Children and AIDS in Eastern Europe and Central Asia
The Eastern Europe and Central Asia region has the fastest growing HIV epidemic in the world.
An estimated 1.4 million people are now living with HIV, with around 210,000 newly infected in 2004.
Several countries in Central Asia and the Caucasus are in the early stages of the epidemic.
In parts of south-eastern Europe, the conditions are ripe for major epidemics among the young.
Deaths due to AIDS:
AIDS claimed 60,000 lives in the region in 2004.
In 2004, 1,100 children under 15 years old died from AIDS-related causes.
HIV infection among children and adolescents:
The epidemic has a young face. More than 80% of those living with HIV are under the age of 30 compared to just 30% in Western Europe.
There are over 8,000 children living with HIV in the region.
In 2004, more than 1,800 children under 15 were infected with HIV. Without treatment, half of them will die before their second birthday.
In Ukraine, 25% of those diagnosed HIV-positive are below 20.
In the Russian Federation – which accounts for 70% of those living with HIV in the region - 80% of the 860,000 people known to be infected are aged 15-29.
A study in St Petersburg showed that 33% of sex workers aged 15-19 were HIV-positive while another study from Irkutsk Oblast in the Russia Federation showed 65% of street injecting drug users to be HIV positive – 90% of injecting drug users were still in their teens.
Conservative estimates suggest that 70% of newly-reported HIV infections in the Commonwealth of Independent States (CIS) are drug-related. Most injecting drug users are young – up to 25% are thought to be under 20.
HIV prevalence among pregnant women remains relatively low in the region.
In the Russian Federation, the percentage of women among people living with HIV has increased from 20% in 2000 to 43% in 2004. Each day, more than 100 new HIV infections are registered, including 43 girls and young women.
In Ukraine, women now account for 40% of all registered cases of HIV.
In Russia, over 21,000 children have been born to HIV-positive mothers. They constitute 6.3% of all people living with HIV and over 2,000 children born to HIV-positive mothers have been abandoned or separated from their mothers.
Without preventive interventions, roughly one third of infants born to HIV-positive mothers will acquire HIV during pregnancy, labour or delivery or through breastfeeding.
The overwhelming majority of children under 15 who are HIV-positive were infected through their mothers.

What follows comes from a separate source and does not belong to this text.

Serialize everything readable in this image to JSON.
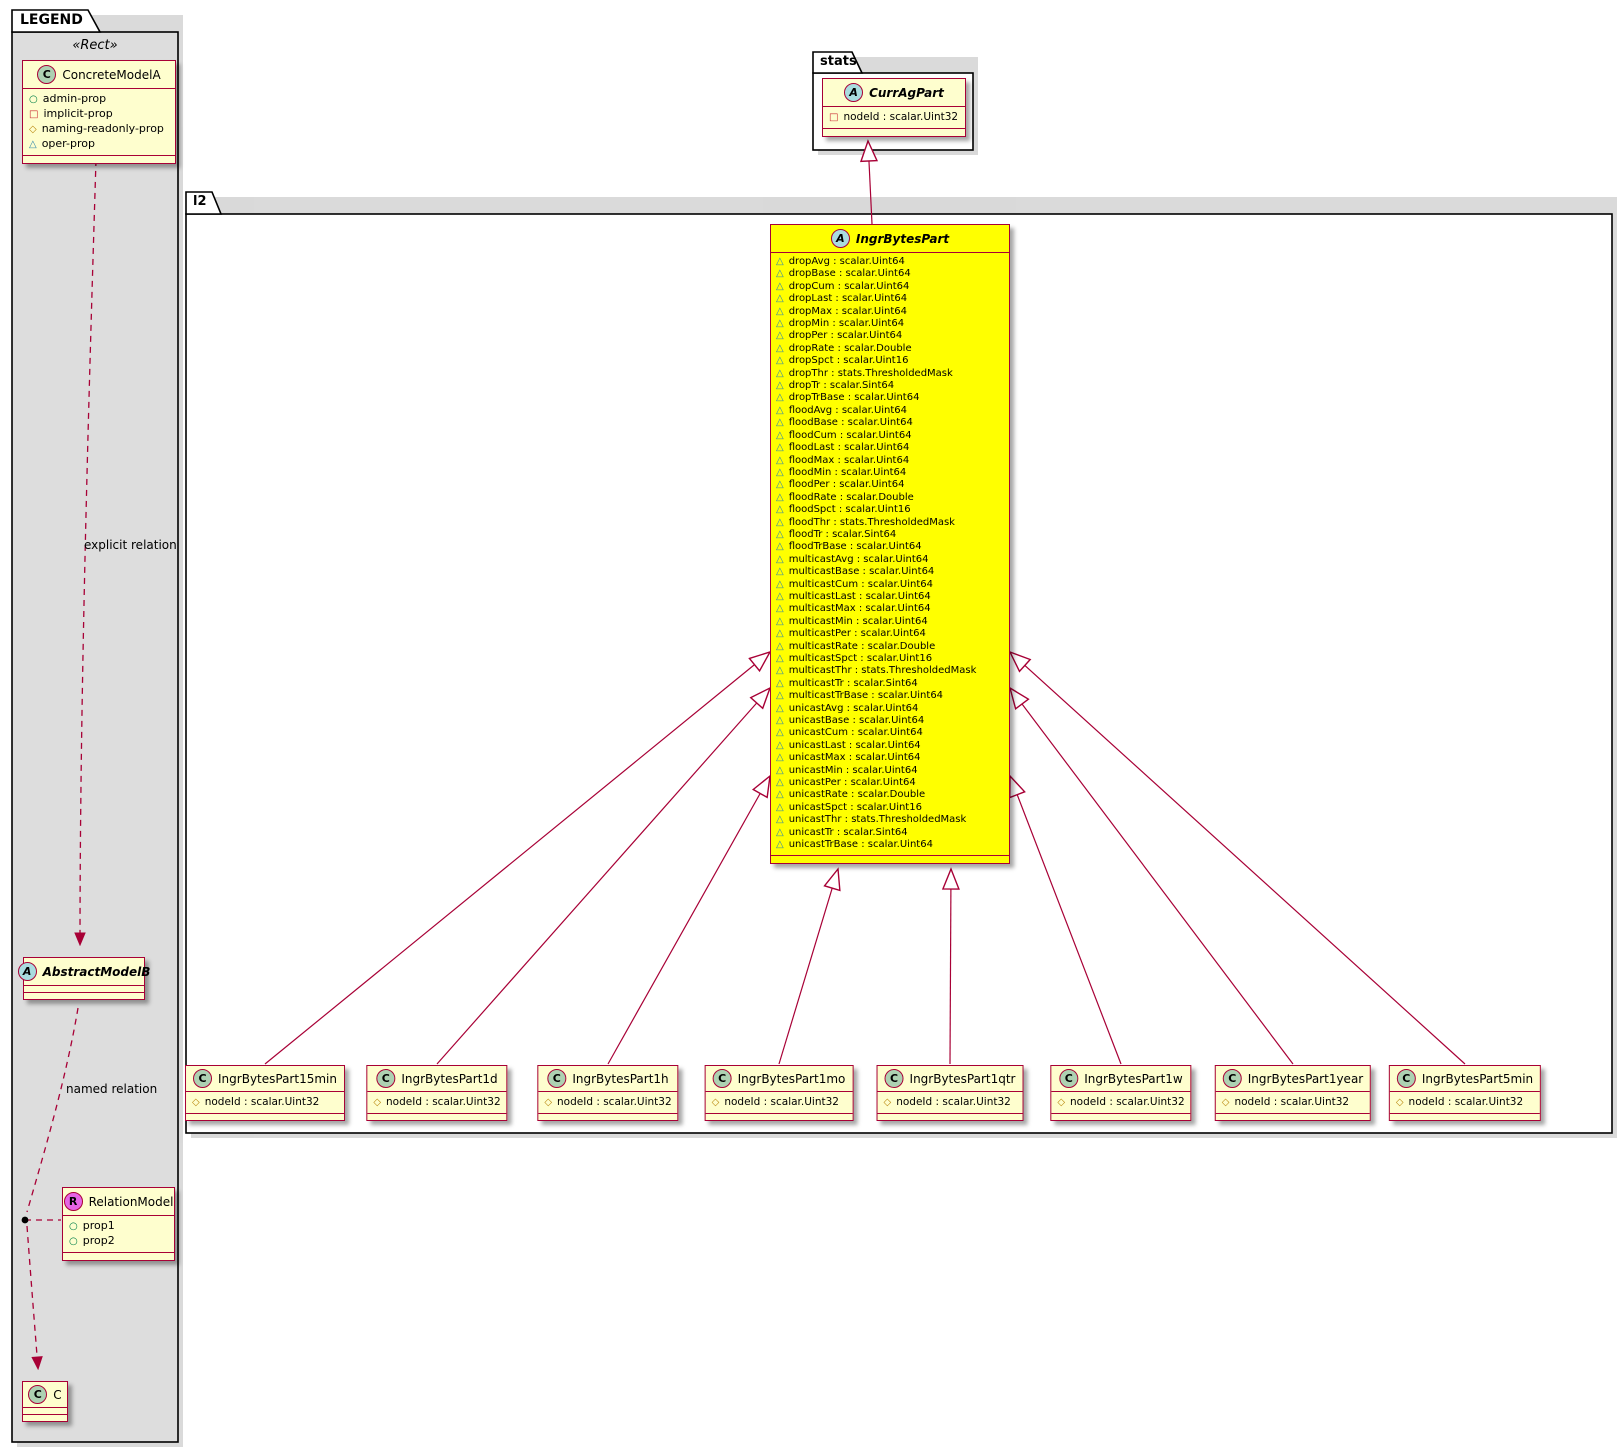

In Ukraine, mother-to-child transmission fell from 27% of births to HIV-positive mothers in 2001, to 12% in 2003 and coverage has increased from 72% (2003) to 82% (2004) with increased capacity to monitor results.
One widely available antibiotic, cotrimoxazole, can nearly halve AIDS-related deaths among children. The drug costs as little as three U.S. cents a day.
Many children, some already diagnosed with HIV and others born to HIV-positive mothers but not yet diagnosed, need access to cotrimoxazole.
HIV-positive children have poor access to anti-retroviral therapy.
Across the region, an estimated 160,000 people (not only children) need antiretroviral therapy, but only 16,000 people have access.
Orphans and vulnerable children:
Up to 20% of children born to HIV-positive mothers in Ukraine may be abandoned by, or separated from, their mothers.
Each day in the Russian Federation, 20 children are born to HIV-positive mothers.
Living in isolated hospital wards, the development of these children is undermined.
Studies in the Russian Federation and Ukraine indicate that kindergartens and schools are not enrolling HIV-positive children.
The vast majority of young people do not have access to the information, skills and services that are essential for HIV prevention.
Prevention efforts still have low coverage. Less than 50% adolescents have access to adequate information on prevention compared with the UNGASS target of 90 %.
Less than 10% of young injecting drug users and people selling sex are being reached with interventions as against a coverage target of 80%.
Adolescents at greatest risk have a right to life-saving commodities: condoms for those who are sexually active, and clean needles and syringes for those who inject drugs.
Adolescents have a right to youth friendly health services.
For more information:
Angela Hawke, Communication Officer, UNICEF CEE/CIS, tel: (+4122) 909 5433, email: firstname.lastname@example.org